- [Task data]:
[Start of section]

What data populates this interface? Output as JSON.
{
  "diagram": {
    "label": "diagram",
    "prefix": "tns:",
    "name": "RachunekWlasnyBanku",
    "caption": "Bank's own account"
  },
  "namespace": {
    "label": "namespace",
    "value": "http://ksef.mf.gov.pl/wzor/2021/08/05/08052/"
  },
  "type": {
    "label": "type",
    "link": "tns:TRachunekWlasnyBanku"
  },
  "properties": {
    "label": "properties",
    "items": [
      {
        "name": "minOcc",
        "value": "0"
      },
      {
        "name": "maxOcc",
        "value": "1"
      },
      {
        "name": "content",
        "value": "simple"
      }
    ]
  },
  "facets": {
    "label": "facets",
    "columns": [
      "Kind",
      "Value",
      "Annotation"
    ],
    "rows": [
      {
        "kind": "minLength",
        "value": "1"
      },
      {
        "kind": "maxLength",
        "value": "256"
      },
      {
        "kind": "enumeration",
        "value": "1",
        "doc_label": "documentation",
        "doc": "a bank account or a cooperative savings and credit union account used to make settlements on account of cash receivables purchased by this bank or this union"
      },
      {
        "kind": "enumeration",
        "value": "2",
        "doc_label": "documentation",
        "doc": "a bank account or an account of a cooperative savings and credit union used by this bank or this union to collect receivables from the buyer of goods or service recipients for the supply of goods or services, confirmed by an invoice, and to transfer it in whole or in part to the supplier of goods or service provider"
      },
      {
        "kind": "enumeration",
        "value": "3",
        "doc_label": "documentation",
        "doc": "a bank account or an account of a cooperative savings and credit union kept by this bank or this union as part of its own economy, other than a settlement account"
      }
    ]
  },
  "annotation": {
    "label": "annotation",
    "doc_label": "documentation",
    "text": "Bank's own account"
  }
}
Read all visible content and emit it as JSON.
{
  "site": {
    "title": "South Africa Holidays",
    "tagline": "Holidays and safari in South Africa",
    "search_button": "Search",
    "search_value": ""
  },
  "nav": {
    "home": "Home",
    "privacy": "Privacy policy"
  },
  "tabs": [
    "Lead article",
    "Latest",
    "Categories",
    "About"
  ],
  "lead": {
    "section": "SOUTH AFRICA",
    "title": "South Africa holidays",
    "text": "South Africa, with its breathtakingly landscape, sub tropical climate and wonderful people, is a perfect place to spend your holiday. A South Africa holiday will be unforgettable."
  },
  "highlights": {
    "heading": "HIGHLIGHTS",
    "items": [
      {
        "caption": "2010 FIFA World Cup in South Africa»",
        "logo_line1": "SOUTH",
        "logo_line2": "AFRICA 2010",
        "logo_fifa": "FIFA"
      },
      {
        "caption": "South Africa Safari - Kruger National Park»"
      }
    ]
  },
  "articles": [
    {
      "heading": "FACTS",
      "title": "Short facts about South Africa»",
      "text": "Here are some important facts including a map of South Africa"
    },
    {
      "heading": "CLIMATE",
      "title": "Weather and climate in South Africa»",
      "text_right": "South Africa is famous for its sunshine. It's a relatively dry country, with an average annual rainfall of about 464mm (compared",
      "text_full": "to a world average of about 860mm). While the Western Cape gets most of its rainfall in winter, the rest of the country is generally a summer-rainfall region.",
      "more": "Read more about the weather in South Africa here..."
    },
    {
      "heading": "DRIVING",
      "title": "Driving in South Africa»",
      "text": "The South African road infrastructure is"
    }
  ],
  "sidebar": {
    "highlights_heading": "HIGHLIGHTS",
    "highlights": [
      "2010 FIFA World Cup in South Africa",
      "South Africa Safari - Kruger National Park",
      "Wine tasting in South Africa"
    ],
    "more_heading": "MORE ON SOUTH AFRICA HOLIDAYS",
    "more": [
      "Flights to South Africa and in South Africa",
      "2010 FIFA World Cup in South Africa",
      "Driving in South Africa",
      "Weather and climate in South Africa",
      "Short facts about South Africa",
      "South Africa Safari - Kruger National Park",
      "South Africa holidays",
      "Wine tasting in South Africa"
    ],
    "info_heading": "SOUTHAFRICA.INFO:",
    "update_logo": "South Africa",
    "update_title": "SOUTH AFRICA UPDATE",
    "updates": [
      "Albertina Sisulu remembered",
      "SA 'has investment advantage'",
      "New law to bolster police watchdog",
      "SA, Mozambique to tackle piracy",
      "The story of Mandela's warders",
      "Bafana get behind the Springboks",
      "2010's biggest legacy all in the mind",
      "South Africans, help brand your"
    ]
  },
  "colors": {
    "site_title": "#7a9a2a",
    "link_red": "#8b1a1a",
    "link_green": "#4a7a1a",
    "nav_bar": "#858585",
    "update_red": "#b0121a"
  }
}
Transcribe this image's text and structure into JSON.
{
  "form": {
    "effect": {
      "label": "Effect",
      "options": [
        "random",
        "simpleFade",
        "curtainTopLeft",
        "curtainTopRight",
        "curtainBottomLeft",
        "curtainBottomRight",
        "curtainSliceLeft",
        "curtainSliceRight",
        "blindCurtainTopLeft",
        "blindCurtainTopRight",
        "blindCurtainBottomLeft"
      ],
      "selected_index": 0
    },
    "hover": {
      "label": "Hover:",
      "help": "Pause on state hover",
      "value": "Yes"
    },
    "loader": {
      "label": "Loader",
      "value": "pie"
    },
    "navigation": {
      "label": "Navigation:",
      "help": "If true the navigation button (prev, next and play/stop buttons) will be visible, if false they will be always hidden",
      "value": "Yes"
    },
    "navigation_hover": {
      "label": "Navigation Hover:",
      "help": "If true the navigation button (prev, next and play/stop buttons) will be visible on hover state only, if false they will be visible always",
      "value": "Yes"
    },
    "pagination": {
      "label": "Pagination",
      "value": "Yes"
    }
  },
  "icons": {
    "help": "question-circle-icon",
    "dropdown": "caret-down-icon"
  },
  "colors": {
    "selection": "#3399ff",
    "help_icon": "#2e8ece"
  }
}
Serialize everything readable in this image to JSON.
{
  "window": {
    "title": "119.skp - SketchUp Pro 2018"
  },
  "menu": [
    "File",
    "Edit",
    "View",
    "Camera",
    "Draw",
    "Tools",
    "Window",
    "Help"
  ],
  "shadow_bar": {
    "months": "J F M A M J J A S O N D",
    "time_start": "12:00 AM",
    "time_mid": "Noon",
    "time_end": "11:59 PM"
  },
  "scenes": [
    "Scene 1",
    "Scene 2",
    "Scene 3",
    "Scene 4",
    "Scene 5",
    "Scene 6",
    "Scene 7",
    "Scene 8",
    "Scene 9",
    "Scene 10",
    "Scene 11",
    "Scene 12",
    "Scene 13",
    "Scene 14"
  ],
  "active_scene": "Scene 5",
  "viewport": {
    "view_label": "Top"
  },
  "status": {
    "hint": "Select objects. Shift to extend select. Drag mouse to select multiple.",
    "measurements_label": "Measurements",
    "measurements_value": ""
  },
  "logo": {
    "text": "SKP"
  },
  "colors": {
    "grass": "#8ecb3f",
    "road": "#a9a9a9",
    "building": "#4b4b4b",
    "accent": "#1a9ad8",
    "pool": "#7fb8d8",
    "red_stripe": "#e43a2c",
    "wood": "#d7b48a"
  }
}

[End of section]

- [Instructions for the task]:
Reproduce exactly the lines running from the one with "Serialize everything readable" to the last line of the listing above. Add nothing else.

- [Output of the exercise]:
Serialize everything readable in this image to JSON.
{
  "window": {
    "title": "119.skp - SketchUp Pro 2018"
  },
  "menu": [
    "File",
    "Edit",
    "View",
    "Camera",
    "Draw",
    "Tools",
    "Window",
    "Help"
  ],
  "shadow_bar": {
    "months": "J F M A M J J A S O N D",
    "time_start": "12:00 AM",
    "time_mid": "Noon",
    "time_end": "11:59 PM"
  },
  "scenes": [
    "Scene 1",
    "Scene 2",
    "Scene 3",
    "Scene 4",
    "Scene 5",
    "Scene 6",
    "Scene 7",
    "Scene 8",
    "Scene 9",
    "Scene 10",
    "Scene 11",
    "Scene 12",
    "Scene 13",
    "Scene 14"
  ],
  "active_scene": "Scene 5",
  "viewport": {
    "view_label": "Top"
  },
  "status": {
    "hint": "Select objects. Shift to extend select. Drag mouse to select multiple.",
    "measurements_label": "Measurements",
    "measurements_value": ""
  },
  "logo": {
    "text": "SKP"
  },
  "colors": {
    "grass": "#8ecb3f",
    "road": "#a9a9a9",
    "building": "#4b4b4b",
    "accent": "#1a9ad8",
    "pool": "#7fb8d8",
    "red_stripe": "#e43a2c",
    "wood": "#d7b48a"
  }
}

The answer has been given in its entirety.